■ **THE PROBLEM**: Output every entry exactly, from the first line to the last.

(Dataset rows describing interfaces)

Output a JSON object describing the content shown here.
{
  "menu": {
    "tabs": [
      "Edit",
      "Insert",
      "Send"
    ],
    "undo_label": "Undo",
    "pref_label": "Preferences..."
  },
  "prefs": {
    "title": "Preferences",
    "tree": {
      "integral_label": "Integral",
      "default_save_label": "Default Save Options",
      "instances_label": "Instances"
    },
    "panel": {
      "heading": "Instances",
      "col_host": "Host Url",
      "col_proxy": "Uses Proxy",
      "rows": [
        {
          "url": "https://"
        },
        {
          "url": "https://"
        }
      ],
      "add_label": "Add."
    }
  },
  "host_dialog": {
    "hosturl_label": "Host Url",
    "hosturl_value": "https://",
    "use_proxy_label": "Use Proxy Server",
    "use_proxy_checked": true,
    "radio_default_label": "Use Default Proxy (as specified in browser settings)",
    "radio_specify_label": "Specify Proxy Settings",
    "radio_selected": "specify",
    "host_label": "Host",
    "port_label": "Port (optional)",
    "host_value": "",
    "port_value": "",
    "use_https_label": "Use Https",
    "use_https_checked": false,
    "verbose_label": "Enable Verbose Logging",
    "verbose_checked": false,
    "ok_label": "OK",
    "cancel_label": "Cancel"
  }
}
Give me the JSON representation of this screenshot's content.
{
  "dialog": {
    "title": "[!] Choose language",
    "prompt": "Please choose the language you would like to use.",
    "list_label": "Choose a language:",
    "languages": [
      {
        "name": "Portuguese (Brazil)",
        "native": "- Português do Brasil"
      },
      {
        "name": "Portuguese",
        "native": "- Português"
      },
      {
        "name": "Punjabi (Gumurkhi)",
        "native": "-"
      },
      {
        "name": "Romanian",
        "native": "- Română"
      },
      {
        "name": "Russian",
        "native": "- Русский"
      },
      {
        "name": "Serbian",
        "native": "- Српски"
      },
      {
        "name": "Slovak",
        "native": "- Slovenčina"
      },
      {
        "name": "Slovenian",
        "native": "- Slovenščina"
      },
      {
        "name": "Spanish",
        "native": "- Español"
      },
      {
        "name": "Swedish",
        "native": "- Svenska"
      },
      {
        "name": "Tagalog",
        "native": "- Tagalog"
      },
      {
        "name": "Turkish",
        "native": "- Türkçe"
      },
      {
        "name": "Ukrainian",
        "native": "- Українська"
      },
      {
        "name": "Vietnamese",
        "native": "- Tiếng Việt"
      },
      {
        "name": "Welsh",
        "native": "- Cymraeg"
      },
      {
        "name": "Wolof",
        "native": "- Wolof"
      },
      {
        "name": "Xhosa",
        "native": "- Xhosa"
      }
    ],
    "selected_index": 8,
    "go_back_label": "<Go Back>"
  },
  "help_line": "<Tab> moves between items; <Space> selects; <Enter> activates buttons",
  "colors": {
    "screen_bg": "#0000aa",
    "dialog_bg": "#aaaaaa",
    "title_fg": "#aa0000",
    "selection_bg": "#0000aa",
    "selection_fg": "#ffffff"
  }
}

■ **SOLUTION TO THE EXERCISE**:
Output a JSON object describing the content shown here.
{
  "menu": {
    "tabs": [
      "Edit",
      "Insert",
      "Send"
    ],
    "undo_label": "Undo",
    "pref_label": "Preferences..."
  },
  "prefs": {
    "title": "Preferences",
    "tree": {
      "integral_label": "Integral",
      "default_save_label": "Default Save Options",
      "instances_label": "Instances"
    },
    "panel": {
      "heading": "Instances",
      "col_host": "Host Url",
      "col_proxy": "Uses Proxy",
      "rows": [
        {
          "url": "https://"
        },
        {
          "url": "https://"
        }
      ],
      "add_label": "Add."
    }
  },
  "host_dialog": {
    "hosturl_label": "Host Url",
    "hosturl_value": "https://",
    "use_proxy_label": "Use Proxy Server",
    "use_proxy_checked": true,
    "radio_default_label": "Use Default Proxy (as specified in browser settings)",
    "radio_specify_label": "Specify Proxy Settings",
    "radio_selected": "specify",
    "host_label": "Host",
    "port_label": "Port (optional)",
    "host_value": "",
    "port_value": "",
    "use_https_label": "Use Https",
    "use_https_checked": false,
    "verbose_label": "Enable Verbose Logging",
    "verbose_checked": false,
    "ok_label": "OK",
    "cancel_label": "Cancel"
  }
}
Give me the JSON representation of this screenshot's content.
{
  "dialog": {
    "title": "[!] Choose language",
    "prompt": "Please choose the language you would like to use.",
    "list_label": "Choose a language:",
    "languages": [
      {
        "name": "Portuguese (Brazil)",
        "native": "- Português do Brasil"
      },
      {
        "name": "Portuguese",
        "native": "- Português"
      },
      {
        "name": "Punjabi (Gumurkhi)",
        "native": "-"
      },
      {
        "name": "Romanian",
        "native": "- Română"
      },
      {
        "name": "Russian",
        "native": "- Русский"
      },
      {
        "name": "Serbian",
        "native": "- Српски"
      },
      {
        "name": "Slovak",
        "native": "- Slovenčina"
      },
      {
        "name": "Slovenian",
        "native": "- Slovenščina"
      },
      {
        "name": "Spanish",
        "native": "- Español"
      },
      {
        "name": "Swedish",
        "native": "- Svenska"
      },
      {
        "name": "Tagalog",
        "native": "- Tagalog"
      },
      {
        "name": "Turkish",
        "native": "- Türkçe"
      },
      {
        "name": "Ukrainian",
        "native": "- Українська"
      },
      {
        "name": "Vietnamese",
        "native": "- Tiếng Việt"
      },
      {
        "name": "Welsh",
        "native": "- Cymraeg"
      },
      {
        "name": "Wolof",
        "native": "- Wolof"
      },
      {
        "name": "Xhosa",
        "native": "- Xhosa"
      }
    ],
    "selected_index": 8,
    "go_back_label": "<Go Back>"
  },
  "help_line": "<Tab> moves between items; <Space> selects; <Enter> activates buttons",
  "colors": {
    "screen_bg": "#0000aa",
    "dialog_bg": "#aaaaaa",
    "title_fg": "#aa0000",
    "selection_bg": "#0000aa",
    "selection_fg": "#ffffff"
  }
}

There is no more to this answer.